Patrick Neal reports on the recent panel discussion “… towards meaning in a plural painting world,” moderated by Katy Siegel at Hunter College. The panel including Raphael Rubinstein, Merlin James, Dana Schutz, Richard Shiff, and moderator Siegel, set out to: "examine the condition of painting in its contemporary context... [to] discuss whether the current plurality in painting dilutes meaning, or if it is just a case of many people doing many interesting things. How do we advance meaning given the plethora of dispersed, diverse, yet all seemingly functional approaches? Is the basic idea of advancement even a useful paradigm anymore? These issues will be explored with the aim of presenting a more critical dialogue about work made with paint."
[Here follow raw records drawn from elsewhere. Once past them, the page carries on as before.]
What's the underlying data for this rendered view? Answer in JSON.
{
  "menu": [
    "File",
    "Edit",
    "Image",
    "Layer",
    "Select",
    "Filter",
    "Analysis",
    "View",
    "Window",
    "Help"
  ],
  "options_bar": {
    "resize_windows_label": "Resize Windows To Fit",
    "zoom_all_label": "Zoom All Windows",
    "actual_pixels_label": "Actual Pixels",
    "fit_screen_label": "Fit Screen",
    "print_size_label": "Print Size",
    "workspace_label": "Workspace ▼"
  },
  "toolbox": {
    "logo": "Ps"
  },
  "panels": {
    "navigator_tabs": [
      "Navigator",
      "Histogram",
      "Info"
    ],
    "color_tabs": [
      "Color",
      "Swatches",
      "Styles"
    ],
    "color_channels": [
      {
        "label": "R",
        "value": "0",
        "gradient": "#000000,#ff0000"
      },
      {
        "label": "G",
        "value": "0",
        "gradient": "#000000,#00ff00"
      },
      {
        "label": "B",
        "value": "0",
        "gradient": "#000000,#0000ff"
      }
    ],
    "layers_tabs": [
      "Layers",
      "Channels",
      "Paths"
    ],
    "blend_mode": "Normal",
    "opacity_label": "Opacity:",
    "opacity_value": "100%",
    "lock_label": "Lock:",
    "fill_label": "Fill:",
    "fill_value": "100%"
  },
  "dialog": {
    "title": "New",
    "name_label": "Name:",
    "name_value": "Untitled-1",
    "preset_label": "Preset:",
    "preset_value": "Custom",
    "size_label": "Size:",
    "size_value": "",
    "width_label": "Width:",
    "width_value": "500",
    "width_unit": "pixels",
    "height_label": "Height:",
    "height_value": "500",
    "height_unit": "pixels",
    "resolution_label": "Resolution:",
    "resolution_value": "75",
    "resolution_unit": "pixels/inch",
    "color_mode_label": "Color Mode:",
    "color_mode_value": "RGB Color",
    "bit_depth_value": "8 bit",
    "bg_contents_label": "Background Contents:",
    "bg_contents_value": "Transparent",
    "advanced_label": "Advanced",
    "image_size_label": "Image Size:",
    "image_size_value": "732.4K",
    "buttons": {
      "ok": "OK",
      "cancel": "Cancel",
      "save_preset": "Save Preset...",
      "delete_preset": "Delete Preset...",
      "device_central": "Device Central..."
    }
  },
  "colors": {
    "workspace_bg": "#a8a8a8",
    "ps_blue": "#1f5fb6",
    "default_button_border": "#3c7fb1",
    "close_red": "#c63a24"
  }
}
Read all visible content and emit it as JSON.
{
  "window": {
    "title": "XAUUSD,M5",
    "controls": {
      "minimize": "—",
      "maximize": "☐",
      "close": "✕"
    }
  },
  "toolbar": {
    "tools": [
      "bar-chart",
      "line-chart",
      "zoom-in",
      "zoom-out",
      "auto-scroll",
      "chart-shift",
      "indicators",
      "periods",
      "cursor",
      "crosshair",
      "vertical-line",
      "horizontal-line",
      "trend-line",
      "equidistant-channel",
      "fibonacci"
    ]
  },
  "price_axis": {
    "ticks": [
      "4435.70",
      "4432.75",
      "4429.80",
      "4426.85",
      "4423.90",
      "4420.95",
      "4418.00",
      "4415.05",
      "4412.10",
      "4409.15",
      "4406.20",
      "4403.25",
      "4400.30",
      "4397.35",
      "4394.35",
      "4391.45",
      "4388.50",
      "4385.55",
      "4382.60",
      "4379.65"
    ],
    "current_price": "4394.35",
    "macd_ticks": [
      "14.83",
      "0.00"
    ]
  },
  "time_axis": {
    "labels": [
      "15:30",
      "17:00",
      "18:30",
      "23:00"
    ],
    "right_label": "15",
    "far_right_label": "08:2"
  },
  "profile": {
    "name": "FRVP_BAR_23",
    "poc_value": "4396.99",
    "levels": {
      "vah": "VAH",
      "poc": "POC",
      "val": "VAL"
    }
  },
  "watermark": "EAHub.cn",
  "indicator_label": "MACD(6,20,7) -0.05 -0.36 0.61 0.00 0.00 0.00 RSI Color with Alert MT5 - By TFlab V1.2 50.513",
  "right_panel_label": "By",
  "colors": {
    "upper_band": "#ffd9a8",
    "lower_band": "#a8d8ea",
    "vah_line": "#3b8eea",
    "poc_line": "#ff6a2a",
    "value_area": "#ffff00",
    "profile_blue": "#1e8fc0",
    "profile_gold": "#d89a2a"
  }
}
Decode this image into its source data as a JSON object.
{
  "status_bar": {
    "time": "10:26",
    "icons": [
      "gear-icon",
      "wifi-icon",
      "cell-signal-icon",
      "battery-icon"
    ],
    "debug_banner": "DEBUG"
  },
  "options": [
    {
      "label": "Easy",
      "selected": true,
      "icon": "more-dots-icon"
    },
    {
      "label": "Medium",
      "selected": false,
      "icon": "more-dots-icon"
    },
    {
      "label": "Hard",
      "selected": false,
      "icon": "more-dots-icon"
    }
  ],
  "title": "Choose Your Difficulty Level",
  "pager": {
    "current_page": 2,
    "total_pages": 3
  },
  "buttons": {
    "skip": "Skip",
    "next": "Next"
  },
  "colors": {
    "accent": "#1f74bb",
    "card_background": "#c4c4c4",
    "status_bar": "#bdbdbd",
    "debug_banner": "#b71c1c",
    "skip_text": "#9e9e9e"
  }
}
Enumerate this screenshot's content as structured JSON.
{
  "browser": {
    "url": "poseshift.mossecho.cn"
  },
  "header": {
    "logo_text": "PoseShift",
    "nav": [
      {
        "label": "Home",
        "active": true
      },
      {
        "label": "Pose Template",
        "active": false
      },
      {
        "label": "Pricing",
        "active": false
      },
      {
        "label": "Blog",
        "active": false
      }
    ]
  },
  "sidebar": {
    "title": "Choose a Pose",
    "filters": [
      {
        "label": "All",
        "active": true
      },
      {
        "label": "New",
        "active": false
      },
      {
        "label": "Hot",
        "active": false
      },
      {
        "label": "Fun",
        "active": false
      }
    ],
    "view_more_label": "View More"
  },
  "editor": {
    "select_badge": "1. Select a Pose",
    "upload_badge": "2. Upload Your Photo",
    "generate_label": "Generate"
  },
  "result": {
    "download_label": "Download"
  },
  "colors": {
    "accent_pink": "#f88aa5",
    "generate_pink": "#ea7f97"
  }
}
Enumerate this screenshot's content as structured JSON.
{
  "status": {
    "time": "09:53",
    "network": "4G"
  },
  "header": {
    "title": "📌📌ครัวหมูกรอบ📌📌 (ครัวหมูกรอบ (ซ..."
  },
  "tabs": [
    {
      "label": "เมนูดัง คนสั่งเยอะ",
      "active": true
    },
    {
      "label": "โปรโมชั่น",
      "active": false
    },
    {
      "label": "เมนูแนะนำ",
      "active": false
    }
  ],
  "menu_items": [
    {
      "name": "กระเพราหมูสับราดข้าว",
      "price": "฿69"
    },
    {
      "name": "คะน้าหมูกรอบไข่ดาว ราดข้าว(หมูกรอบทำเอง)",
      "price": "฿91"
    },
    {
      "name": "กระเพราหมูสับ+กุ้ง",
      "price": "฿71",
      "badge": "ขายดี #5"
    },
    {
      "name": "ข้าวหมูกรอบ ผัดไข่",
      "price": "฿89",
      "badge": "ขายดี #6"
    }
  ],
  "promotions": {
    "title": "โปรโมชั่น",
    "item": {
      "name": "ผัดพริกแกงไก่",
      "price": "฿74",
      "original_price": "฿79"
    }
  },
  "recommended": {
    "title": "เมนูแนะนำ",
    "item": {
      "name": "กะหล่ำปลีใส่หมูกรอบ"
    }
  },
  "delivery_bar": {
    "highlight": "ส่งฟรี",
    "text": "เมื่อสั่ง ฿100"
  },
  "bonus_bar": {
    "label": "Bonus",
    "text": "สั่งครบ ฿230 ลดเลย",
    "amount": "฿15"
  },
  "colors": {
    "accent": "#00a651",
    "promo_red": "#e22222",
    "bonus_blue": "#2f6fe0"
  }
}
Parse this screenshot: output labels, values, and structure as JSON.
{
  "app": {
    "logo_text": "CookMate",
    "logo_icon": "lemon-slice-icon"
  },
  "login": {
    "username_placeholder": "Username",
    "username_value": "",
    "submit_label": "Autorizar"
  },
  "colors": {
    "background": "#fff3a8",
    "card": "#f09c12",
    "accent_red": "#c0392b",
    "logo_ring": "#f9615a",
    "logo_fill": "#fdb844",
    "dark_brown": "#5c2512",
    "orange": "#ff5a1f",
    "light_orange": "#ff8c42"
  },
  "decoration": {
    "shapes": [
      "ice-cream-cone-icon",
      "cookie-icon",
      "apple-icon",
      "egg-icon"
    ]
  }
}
Neal notes that "A consensus emerged that painting’s intrinsic qualities, as an infinitely plastic medium, are what give it strength. Shiff mentioned how close painting is to thinking, a very immediate process that is hand and body oriented but can also assimilate other technologies. Because its mechanics are so simple, painting allows for tremendous inventive freedom, and may for that reason be spawning so many of the hybrid offerings we have today. He mentioned R.H. Quaytman as an example of a painter maintaining an ongoing historical dialogue while broaching new ground as well. Likewise, James mentioned the artist Soutine, whose work could be perceived as political, but those passions are subsumed into the warp and weft of his paint handling."